Abstract: Perceived fit between a sponsoring brand and an event is considered to be a key sponsorship requirement, but little is known about the variables that are related to perceived fit. Coca-Cola's sponsorship of the 2002 Salt Lake City Winter Olympics is examined to assess relationships between attitude toward the brand, attitude toward the event, and attitude toward sponsorships and brand/event fit. A telephone survey was used to contact 448 consumers. Results indicate that attitude toward the brand is moderately related to brand/event fit and attitude toward sponsorships is significantly related to brand/event fit.
Keywords: Sponsorship, Olympics, information processing
Interest in the Winter Olympics in the United States has increased dramatically in the past 20 years. The 2002 Salt Lake City Winter Olympics were the second most-watched Winter Olympics in history (Zap2it, 2002). Association with the Olympics is beneficial for corporate sponsors because of the large audience reach offered via television coverage, the lofty status of the Olympics among the audience, and the positive feelings toward Olympics sponsors (Stipp, 1998). However, the cost of an Olympic sponsorship is high (as much as $55-60 million) and requires additional investment in collateral advertising and other forms of marketing communication to establish an association between sponsor and event in consumers' minds (Crimmins and Horn, 1996).
The high financial stakes should force sponsorship managers to assess possible consumer responses to Olympics sponsorship prior to making such a large financial commitment.
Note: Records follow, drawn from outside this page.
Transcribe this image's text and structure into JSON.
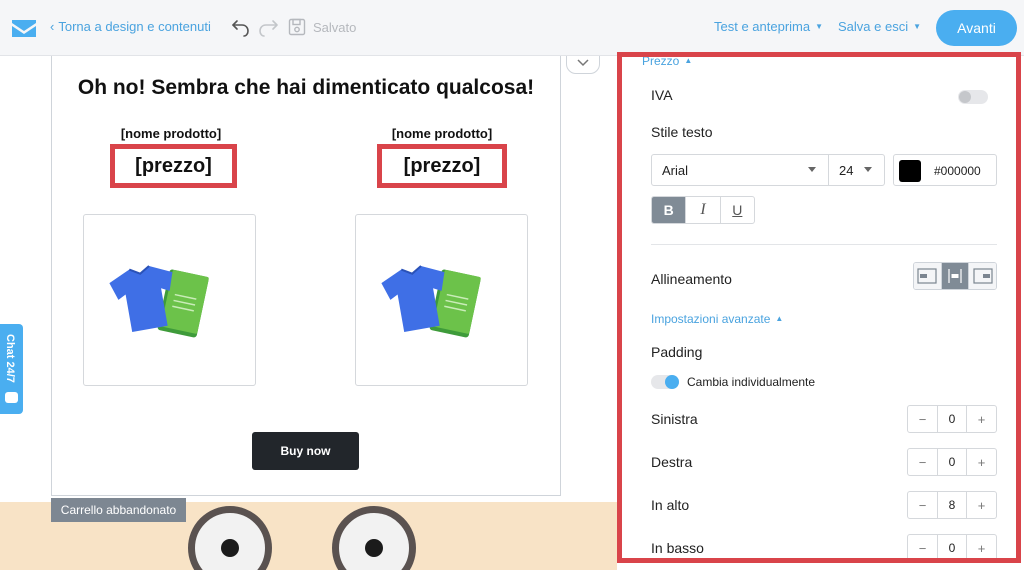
{
  "header": {
    "back_label": "Torna a design e contenuti",
    "saved_label": "Salvato",
    "test_label": "Test e anteprima",
    "save_exit_label": "Salva e esci",
    "next_label": "Avanti"
  },
  "email": {
    "title": "Oh no! Sembra che hai dimenticato qualcosa!",
    "products": [
      {
        "name": "[nome prodotto]",
        "price": "[prezzo]"
      },
      {
        "name": "[nome prodotto]",
        "price": "[prezzo]"
      }
    ],
    "buy_label": "Buy now",
    "section_tag": "Carrello abbandonato"
  },
  "chat": {
    "label": "Chat 24/7"
  },
  "panel": {
    "section_title": "Prezzo",
    "iva_label": "IVA",
    "text_style_label": "Stile testo",
    "font": "Arial",
    "font_size": "24",
    "color_hex": "#000000",
    "format": {
      "bold": "B",
      "italic": "I",
      "underline": "U"
    },
    "alignment_label": "Allineamento",
    "advanced_label": "Impostazioni avanzate",
    "padding_label": "Padding",
    "individual_label": "Cambia individualmente",
    "paddings": [
      {
        "label": "Sinistra",
        "value": "0"
      },
      {
        "label": "Destra",
        "value": "0"
      },
      {
        "label": "In alto",
        "value": "8"
      },
      {
        "label": "In basso",
        "value": "0"
      }
    ],
    "stepper_minus": "−",
    "stepper_plus": "+"
  },
  "colors": {
    "accent": "#4aaef0",
    "highlight_border": "#d9444a",
    "buy_button": "#22262b",
    "swatch": "#000000"
  },
  "icons": {
    "logo": "envelope-logo-icon",
    "undo": "undo-icon",
    "redo": "redo-icon",
    "save": "save-icon",
    "product": "tshirt-book-icon",
    "chat": "chat-bubble-icon"
  }
}
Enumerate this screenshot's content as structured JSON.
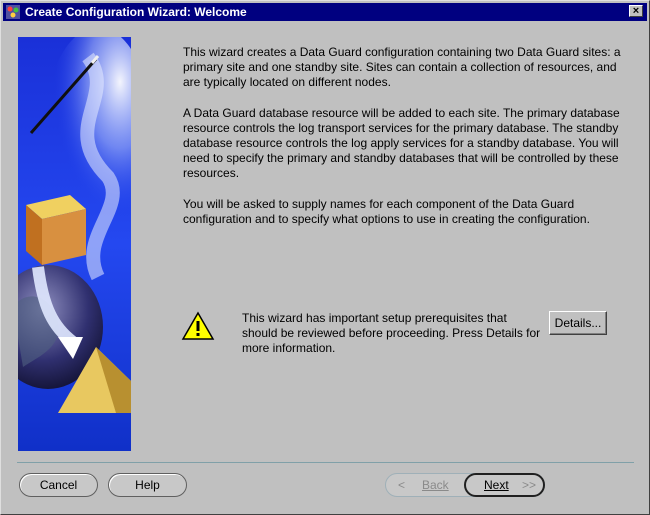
{
  "window": {
    "title": "Create Configuration Wizard: Welcome",
    "close_label": "×",
    "accent_color": "#000080"
  },
  "intro": {
    "paragraph1": "This wizard creates a Data Guard configuration containing two Data Guard sites: a primary site and one standby site. Sites can contain a collection of resources, and are typically located on different nodes.",
    "paragraph2": "A Data Guard database resource will be added to each site. The primary database resource controls the log transport services for the primary database. The standby database resource controls the log apply services for a standby database. You will need to specify the primary and standby databases that will be controlled by these resources.",
    "paragraph3": "You will be asked to supply names for each component of the Data Guard configuration and to specify what options to use in creating the configuration."
  },
  "warning": {
    "icon": "warning-icon",
    "text": "This wizard has important setup prerequisites that should be reviewed before proceeding. Press Details for more information.",
    "details_label": "Details..."
  },
  "footer": {
    "cancel_label": "Cancel",
    "help_label": "Help",
    "back_label": "Back",
    "back_chevron": "<",
    "next_label": "Next",
    "next_chevron": ">>"
  }
}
One key response, a fit between sponsor and event, has been found to be related to generating desired outcomes such as sponsor recognition, image transfer from event to brand, and favorable attitudes toward a sponsor (Gwinner and Eaton, 1999; Johar and Pham, 1999; Pham and Johar, 2001; Speed and Thompson, 2000). While the importance of brand/event fit has been established in previous research, little is known about variables that may be related to brand/event fit.
In this study, this issue is considered by examining Coca-Cola's sponsorship of the 2002 Salt Lake City Winter Olympics. Three attitudinal variables, attitude toward the sponsoring brand, attitude toward the event, and attitude toward sponsorships, were examined to determine their relationship to the construct of brand/event fit. Each attitudinal variable was hypothesized to be positively related to brand/event fit. Also, the relationship between these variables and brand/event fit was hypothesized to be stronger for consumers who were aware of Coke's Winter Olympics sponsorship.
A telephone survey was used to contact consumers to solicit their participation in the study. The sampling frame was a highlypopulated three county area of a large southern US state. A total of 448 consumers consented to participate in the study. After asking a series of consumer confidence questions to ease them into the survey, respondents answered survey items that measured attitude toward the sponsor, attitude toward the event, attitude toward sponsorships, brand/event fit, and sponsorship awareness. Results of hypothesis tests indicate that attitude toward the brand is related to perceived brand/event fit (although the relationship is tenuous) and attitude toward sponsorships is positively related to perceived brand/event fit, but attitude toward the event is not positively related to brand/event fit. Also, some support was found for the hypothesis that relationships between attitudes and brand/event fit are more positive for those consumers with sponsorship awareness.
The findings about the effect of brand attitude on fit supports the idea that building brand equity with consumers can pay off in terms of favorable responses to marketing activities. Managers responsible for establishing brand-building priorities should use multiple tools, including sponsorship, to create positive feelings about their brands. …